Just as it has across history, the Federal Reserve played a central role in the crisis and recovery of the past 18 months. At the onset of the pandemic, even before many cities and states went on lockdown, the Fed had already slashed its policy rate to zero percent. As the economy and financial markets worsened, the Fed began expanding its balance sheet by buying Treasuries, mortgage-backed securities, and – for the first time – corporate bonds. With the Fed announcement last week that it would begin to unwind its corporate bond holdings, some investors may wonder how this and future Fed actions could affect their portfolios.

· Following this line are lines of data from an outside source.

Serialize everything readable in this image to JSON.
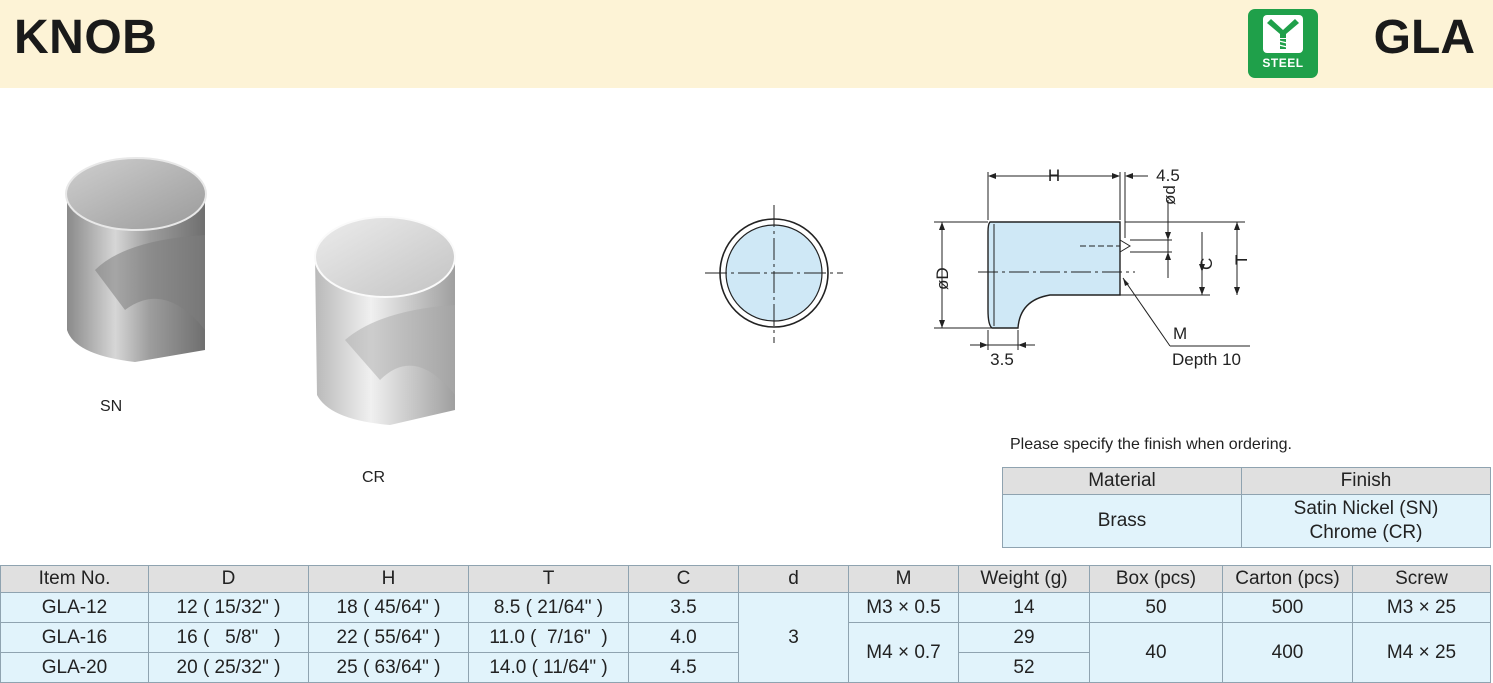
{
  "header": {
    "title": "KNOB",
    "code": "GLA",
    "badge_label": "STEEL",
    "badge_color": "#1fa04a"
  },
  "photos": [
    {
      "label": "SN",
      "finish_color": "#b5b5b5"
    },
    {
      "label": "CR",
      "finish_color": "#d8d8d8"
    }
  ],
  "drawing": {
    "dims": {
      "H": "H",
      "offset": "4.5",
      "d": "ød",
      "D": "øD",
      "C": "C",
      "T": "T",
      "base": "3.5",
      "M": "M",
      "depth": "Depth 10"
    }
  },
  "order_note": "Please specify the finish when ordering.",
  "material_table": {
    "headers": [
      "Material",
      "Finish"
    ],
    "material": "Brass",
    "finishes": [
      "Satin Nickel (SN)",
      "Chrome (CR)"
    ]
  },
  "spec_table": {
    "headers": [
      "Item No.",
      "D",
      "H",
      "T",
      "C",
      "d",
      "M",
      "Weight (g)",
      "Box (pcs)",
      "Carton (pcs)",
      "Screw"
    ],
    "rows": [
      {
        "item": "GLA-12",
        "D": "12 ( 15/32\" )",
        "H": "18 ( 45/64\" )",
        "T": "8.5 ( 21/64\" )",
        "C": "3.5",
        "weight": "14"
      },
      {
        "item": "GLA-16",
        "D": "16 (   5/8\"   )",
        "H": "22 ( 55/64\" )",
        "T": "11.0 (  7/16\"  )",
        "C": "4.0",
        "weight": "29"
      },
      {
        "item": "GLA-20",
        "D": "20 ( 25/32\" )",
        "H": "25 ( 63/64\" )",
        "T": "14.0 ( 11/64\" )",
        "C": "4.5",
        "weight": "52"
      }
    ],
    "d_value": "3",
    "M_small": "M3 × 0.5",
    "M_large": "M4 × 0.7",
    "box_small": "50",
    "box_large": "40",
    "carton_small": "500",
    "carton_large": "400",
    "screw_small": "M3 × 25",
    "screw_large": "M4 × 25"
  }
}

The Fed’s objective is to keep the economy and financial markets running smoothly. On the economic front, they do so by examining a wide variety of data and targeting a dual mandate of inflation and unemployment. However, long-term economic trends matter little if the financial system seizes up in the short run, as it did during the 2008 financial crisis. This is why, as credit markets began to falter in early 2020, the Fed pulled out all the stops. Buying corporate bonds was one way to directly contain a spike in borrowing costs (i.e. by providing a floor under bond prices).
At this point, the financial system has not only calmed, but many argue that it is overextended in many areas. This includes high-flying tech stocks, which have been volatile in recent months, “meme stocks” with significant retail investor interest, SPACs, and more. Thus, it is not surprising for the Fed to begin to reduce its corporate bond holdings.
And this hints at the bigger question: when will the Fed begin to reduce the pace of Treasury and MBS purchases, which currently stands at $120 billion per month, and eventually raise rates? As is always the case, next week’s Fed announcement and press conference will be scrutinized for any hints on the timing and magnitude of these events.
Expectations vary, but many believe the Fed will begin unwinding its balance sheet at the start of 2022 and raise rates in early 2023.
This timing may change if inflation continues to heat up and the economy makes significant progress. Last week’s jobs report showed that the unemployment rate has already fallen to 5.8%. Moreover, when the Fed does begin to discuss these topics, many investors worry about another “taper tantrum” – a period in 2013 when the mere mention of reducing asset purchases rocked the bond market. Although there is certainly the risk of another such event, there are a few reasons for long-term investors to stay calm.
First, as disruptive as the taper tantrum was to fixed income holdings, the typical diversified investor finished the year with strong gains. This is because the S&P 500 generated a 32% return in 2013, offsetting the challenges faced by bonds. Bonds recovered soon after the following year.
Second, the Fed has (presumably) learned from that episode and will continue to bend over backwards to avoid a repeat. This means that they will either keep monetary policy loose for longer, or be extremely gradual in their approach. Of course, it can be argued that it may be better to rip off the band-aid, especially if there are excesses in the financial system.
Third, there is an old debate on whether “tapering is tightening.” In other words, is reducing the pace of bond purchases equivalent to selling bonds from its balance sheet? That is, is it the level or the direction that matters? While this is a theoretical debate, it’s clear in reality that the Fed will continue to be a significant buyer of bonds for quite some time. There are few reasons for long-term investors to worry about a sudden change in Fed policy.
Regardless of how the Fed approaches tapering and tightening, long-term investors are better off staying focused on their financial goals rather than reacting to every Fed announcement. Below are three charts that help to put monetary policy in perspective.
1. Fed action helped to calm the bond market last year
Credit markets began facing stress during the initial months of the pandemic. Actions by the Fed and Congress, and a quick recovery in the market helped bond yields to calm.
2. The Fed balance sheet is approaching $8 trillion
The Fed has expanded its balance sheet to nearly $8 trillion. This eclipses the $4.5 trillion reached after the financial crisis as well as the growth in the balance sheets of other major central banks.
3. Markets expect Fed tightening over the next two years
At the moment, markets expect the Fed to begin raising rates in early 2023, and to possibly begin unwinding its balance sheet in early 2022. Of course, investors will watch for hints that these events could occur sooner.
As always, focus on long-term financial goals rather than short-term Fed moves. Diversified portfolios helped to protect investors during the financial crisis, the taper tantrum, and over the past 18 months – regardless of Fed policy.